Yestermorrow Design/Build School in Waitsfield, Vermont offers over 80 hands-on courses per year in design, construction, woodworking, and architectural craft and offers a variety of courses concentrating in sustainable design. Now in its 35th year, Yestermorrow is one of the only design/build schools in the country, teaching both design and construction skills. Our hands-on 1-day to 3-week workshops, certificate programs and semester programs are taught by top architects, builders, and craftspeople from across the country. For people of all ages and experience levels, from novice to professional.

Thursday, April 12, 2012

Connecting to the Designer Within: An Architect’s Immersion into Woodworking

by Anna Lucey, Woodworking Certificate student
Upon waking my first thought is: maybe I can use the planer to taper that wide board! The strangeness of waking with this thought is compounded by the fact that 11 weeks ago I didn’t even know what a planer was. The reality is this: the Yestermorrow Woodworking Certificate Program is a full-immersion course where you eat, breathe, and sleep the art and science of woodworking. As such, there comes a point where your subconscious takes over the sometimes daunting (but, in woodworking, ever-present) task of problem solving.

At work on a small-scale design/build project.
I came to Yestermorrow with a bachelors degree in architecture and four years of entry-level architecture work (a.k.a. “CAD monkeying”) behind me. The Woodworking Certificate Program caught my eye at a time when I felt disconnected from the designer within. I had spent so much time behind a computer screen fine tuning construction documents that I began losing perspective on what it was I actually enjoyed about architecture: problem solving and making things that were simultaneously useful and beautiful. Certainly woodworking, I told myself, must combine aspects of those things. 

And believe me, as someone who dreamt I was a log after our Stump to Sticker section, it does. 

But it goes so beyond that. I’ve been completely blown away by what I’ve learned versus what I expected this course to be like. What I’ve come to realize as our 11-week program comes to an end is that woodworking is special because:

  1. You get to work with wood and, by extension, forests, trees, lumber mills, micro- (and macro) loggers, lumber yards, and in wood shops with other woodworkers.  
  2. You get to design and build!
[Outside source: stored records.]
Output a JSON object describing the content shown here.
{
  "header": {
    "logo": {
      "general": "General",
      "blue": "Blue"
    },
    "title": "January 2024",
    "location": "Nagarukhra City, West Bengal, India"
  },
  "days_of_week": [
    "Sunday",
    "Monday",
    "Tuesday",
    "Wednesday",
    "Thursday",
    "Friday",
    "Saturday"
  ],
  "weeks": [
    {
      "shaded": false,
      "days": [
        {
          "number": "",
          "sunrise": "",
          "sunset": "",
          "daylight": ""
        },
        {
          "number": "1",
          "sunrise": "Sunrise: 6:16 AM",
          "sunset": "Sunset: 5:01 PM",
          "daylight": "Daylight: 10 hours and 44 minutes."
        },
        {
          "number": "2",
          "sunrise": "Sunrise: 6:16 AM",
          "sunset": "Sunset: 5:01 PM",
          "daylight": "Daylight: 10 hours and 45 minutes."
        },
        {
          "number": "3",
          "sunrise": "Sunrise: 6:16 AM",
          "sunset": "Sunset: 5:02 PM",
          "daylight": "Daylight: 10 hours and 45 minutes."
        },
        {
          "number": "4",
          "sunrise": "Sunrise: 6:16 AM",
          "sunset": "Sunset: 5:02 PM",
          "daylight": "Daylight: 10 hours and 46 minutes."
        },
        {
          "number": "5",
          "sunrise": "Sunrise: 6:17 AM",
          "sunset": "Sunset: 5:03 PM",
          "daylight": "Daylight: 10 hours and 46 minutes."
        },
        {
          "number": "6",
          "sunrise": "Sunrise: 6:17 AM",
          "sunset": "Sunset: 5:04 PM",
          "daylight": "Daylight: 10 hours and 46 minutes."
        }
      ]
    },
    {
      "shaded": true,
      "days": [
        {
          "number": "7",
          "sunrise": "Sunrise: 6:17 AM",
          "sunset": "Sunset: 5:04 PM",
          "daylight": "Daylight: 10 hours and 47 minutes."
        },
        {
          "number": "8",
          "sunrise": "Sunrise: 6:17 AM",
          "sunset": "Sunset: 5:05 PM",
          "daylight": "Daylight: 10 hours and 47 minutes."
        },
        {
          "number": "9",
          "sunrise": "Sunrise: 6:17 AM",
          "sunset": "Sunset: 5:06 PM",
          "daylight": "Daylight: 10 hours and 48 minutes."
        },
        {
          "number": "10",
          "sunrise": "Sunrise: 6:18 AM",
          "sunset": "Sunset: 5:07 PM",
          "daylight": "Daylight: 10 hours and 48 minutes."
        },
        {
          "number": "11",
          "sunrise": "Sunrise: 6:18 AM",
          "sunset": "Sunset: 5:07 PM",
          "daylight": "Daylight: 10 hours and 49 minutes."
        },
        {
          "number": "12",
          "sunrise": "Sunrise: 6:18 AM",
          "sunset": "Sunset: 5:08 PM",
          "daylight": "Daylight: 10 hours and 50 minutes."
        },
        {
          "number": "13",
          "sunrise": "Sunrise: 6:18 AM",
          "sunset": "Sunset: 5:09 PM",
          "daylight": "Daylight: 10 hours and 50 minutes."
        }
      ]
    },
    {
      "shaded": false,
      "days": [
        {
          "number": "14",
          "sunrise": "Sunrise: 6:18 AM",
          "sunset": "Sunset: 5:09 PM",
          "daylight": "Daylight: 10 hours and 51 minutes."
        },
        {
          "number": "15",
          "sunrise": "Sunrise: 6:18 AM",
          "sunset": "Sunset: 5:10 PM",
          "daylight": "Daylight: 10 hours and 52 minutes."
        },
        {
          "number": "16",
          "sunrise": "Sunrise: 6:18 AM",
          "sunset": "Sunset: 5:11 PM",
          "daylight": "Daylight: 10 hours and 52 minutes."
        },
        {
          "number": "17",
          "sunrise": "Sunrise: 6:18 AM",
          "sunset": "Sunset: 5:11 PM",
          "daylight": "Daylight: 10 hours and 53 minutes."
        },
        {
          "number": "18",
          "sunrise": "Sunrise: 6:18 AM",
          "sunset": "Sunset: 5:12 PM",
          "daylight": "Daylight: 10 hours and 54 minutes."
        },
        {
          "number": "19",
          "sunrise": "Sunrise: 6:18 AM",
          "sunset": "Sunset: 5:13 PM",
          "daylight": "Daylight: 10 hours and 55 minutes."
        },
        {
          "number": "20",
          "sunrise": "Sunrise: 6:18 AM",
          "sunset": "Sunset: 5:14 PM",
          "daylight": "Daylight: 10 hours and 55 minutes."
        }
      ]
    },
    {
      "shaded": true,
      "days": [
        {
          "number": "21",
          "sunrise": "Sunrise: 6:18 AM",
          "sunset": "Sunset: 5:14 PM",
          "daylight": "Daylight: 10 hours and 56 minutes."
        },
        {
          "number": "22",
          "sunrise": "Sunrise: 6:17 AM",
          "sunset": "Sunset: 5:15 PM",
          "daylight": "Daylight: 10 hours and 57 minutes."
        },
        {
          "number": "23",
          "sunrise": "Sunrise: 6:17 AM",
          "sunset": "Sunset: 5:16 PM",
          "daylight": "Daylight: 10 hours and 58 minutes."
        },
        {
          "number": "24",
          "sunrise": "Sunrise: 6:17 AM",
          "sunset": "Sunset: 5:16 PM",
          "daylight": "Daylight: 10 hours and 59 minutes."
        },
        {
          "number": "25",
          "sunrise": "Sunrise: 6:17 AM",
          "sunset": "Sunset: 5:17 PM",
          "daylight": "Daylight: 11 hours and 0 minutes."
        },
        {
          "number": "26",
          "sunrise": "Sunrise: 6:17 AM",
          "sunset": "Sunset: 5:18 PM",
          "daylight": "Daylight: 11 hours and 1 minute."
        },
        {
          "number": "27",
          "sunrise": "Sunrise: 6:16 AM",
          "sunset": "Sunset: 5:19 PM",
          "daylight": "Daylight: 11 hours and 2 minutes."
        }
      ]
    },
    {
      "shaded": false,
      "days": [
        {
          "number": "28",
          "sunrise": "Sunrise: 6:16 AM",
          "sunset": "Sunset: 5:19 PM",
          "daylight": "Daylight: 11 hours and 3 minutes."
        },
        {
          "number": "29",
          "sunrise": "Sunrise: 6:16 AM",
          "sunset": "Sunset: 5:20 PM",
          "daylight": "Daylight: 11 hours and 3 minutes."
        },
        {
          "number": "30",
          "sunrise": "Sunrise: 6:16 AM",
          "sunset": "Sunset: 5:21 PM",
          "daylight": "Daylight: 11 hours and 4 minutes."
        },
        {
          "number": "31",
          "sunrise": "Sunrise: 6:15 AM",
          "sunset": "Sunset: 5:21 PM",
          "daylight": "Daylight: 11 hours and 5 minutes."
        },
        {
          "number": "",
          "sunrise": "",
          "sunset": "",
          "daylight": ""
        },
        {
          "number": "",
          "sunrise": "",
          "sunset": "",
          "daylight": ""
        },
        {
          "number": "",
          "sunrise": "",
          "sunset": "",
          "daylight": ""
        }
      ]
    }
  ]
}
This process is truly precious to designers because of the conversation between materials and concept. I’ve been blown away at how “design opportunities” (read: “Oh sh*t I just cut this board too short!”), while initially frustrating, can lead to such a rich and sometimes unexpected end product. It’s truly exciting.  
  3. A direct cousin of 2, you get to use your hands all day long. The peacefulness of using a chisel or a hand plane is pretty much unparalleled. Even though you may casually drink 5 cups of coffee throughout the day, you’ll still fall into bed exhausted at the end of it.  
  4. It may have been Rem Koolhaas who said something along the lines of: “Architecture happens in elephant time while all those outside of architecture expect it to happen in rabbit time.” Yeah, yeah, Rem. We get it. But the beauty of woodworking is that is can and often does happen in rabbit time. This does wonders for the psychological well-being of those involved (read: It won’t take you three years to produce something that is so watered down by value engineering that it barely resembles the original beauty of the object you designed).  
  5. You get to smell the difference between walnut and butternut when ripped on the table saw, and in that moment you’ll realize: I love this. 
Hand carving on a shave horse
As with all 20-somethings, I was certain I would know exactly how this adventure in Vermont would go: I would work with my hands, learn a thing or two about wood, and head right back into an architecture office armed with this special new knowledge. But here I am at the end of a truly life-changing 11 weeks. And in this moment, I now realize that it is not the practice of woodworking that will make me a better architect. It is my practice of architecture that will make me a better woodworker. 

And by the way, the planer trick worked great.

No comments:

Post a Comment